§ **ENTRIES SHOWN**:
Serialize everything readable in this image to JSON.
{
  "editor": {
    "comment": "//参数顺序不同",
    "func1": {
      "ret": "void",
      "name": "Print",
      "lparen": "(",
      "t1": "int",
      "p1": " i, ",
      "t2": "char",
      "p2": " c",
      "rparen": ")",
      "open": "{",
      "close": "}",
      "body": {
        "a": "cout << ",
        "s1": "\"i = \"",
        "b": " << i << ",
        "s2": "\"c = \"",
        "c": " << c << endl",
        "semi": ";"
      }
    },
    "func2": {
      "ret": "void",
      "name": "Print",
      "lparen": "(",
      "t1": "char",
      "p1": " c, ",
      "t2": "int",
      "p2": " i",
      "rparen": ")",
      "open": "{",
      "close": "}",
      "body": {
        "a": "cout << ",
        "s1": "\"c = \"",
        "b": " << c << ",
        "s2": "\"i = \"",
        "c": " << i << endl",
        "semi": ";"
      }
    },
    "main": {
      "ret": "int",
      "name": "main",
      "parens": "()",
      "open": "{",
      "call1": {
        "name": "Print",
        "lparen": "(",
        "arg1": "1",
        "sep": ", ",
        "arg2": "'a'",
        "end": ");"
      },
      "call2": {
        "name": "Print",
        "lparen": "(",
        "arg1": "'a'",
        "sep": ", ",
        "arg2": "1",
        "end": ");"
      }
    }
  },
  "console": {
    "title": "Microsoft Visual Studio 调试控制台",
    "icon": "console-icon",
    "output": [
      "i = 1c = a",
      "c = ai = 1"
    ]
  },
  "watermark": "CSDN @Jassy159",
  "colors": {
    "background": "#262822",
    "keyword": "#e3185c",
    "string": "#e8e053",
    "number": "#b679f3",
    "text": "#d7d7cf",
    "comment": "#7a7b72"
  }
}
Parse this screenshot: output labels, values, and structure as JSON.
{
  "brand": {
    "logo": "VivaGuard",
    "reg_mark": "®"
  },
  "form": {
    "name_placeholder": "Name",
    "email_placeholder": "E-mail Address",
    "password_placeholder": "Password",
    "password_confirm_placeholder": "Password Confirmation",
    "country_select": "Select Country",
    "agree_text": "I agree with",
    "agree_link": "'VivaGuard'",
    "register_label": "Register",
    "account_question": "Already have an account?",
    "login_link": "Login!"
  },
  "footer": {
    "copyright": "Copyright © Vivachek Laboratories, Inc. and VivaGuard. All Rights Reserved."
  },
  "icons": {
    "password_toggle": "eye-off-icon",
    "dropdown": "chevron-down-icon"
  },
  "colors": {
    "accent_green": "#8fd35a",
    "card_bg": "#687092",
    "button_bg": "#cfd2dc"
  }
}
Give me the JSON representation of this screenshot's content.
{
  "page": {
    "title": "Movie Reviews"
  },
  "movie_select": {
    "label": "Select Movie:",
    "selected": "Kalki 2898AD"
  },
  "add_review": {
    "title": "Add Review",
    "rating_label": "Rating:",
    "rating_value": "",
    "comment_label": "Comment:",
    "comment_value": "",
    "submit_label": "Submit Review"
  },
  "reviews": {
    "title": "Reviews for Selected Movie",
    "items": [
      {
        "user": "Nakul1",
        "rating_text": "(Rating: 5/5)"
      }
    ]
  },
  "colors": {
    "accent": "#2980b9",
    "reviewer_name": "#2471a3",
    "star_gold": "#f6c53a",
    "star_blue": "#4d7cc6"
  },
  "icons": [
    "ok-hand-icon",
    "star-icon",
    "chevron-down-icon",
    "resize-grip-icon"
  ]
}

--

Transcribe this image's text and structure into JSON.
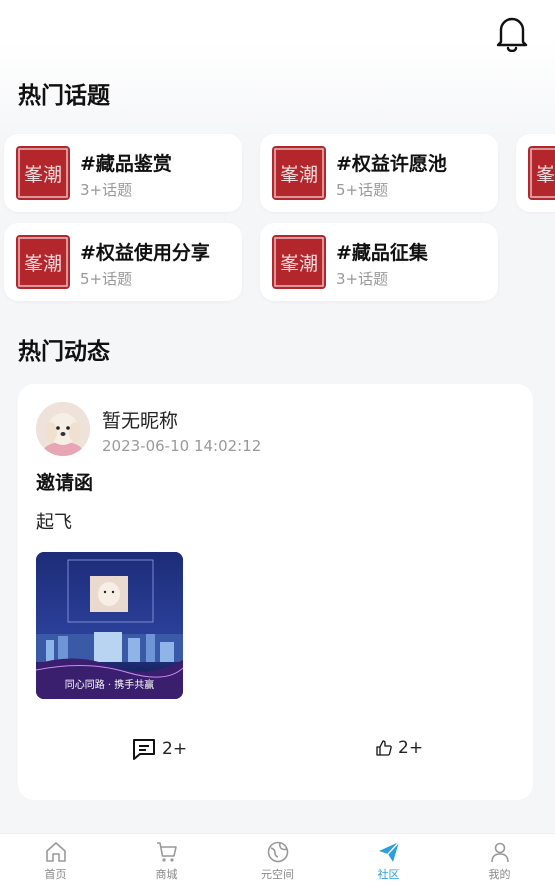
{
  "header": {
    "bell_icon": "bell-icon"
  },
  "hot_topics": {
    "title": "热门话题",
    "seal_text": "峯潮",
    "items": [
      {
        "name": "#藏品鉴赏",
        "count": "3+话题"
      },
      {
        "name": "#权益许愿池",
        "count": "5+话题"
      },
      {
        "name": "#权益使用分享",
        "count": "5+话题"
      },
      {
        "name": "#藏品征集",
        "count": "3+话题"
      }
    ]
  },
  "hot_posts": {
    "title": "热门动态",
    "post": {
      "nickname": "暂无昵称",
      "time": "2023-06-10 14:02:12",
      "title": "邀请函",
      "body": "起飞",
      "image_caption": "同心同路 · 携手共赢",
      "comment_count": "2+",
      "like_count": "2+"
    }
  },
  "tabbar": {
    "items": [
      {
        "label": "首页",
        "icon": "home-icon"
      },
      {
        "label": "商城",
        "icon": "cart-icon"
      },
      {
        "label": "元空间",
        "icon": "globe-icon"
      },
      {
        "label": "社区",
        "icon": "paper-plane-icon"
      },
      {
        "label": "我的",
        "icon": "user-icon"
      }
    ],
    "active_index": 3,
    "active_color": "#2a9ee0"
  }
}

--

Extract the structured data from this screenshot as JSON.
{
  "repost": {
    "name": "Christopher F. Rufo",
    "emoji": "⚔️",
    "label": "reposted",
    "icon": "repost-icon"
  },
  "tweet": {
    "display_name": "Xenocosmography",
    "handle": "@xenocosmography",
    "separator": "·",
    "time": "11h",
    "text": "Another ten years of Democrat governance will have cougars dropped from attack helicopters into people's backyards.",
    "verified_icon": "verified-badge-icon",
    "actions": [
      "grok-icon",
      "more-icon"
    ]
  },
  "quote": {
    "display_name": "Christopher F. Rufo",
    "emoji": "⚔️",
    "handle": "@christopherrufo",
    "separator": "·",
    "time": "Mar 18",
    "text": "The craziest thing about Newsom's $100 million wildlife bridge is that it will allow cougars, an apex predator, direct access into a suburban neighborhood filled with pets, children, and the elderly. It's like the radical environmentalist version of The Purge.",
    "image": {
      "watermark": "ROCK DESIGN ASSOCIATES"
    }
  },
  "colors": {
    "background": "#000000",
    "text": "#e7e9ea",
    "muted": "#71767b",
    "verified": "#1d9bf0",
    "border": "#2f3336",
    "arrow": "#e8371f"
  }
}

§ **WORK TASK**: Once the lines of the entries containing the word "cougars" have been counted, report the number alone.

§ **TASK SOLUTION**: 2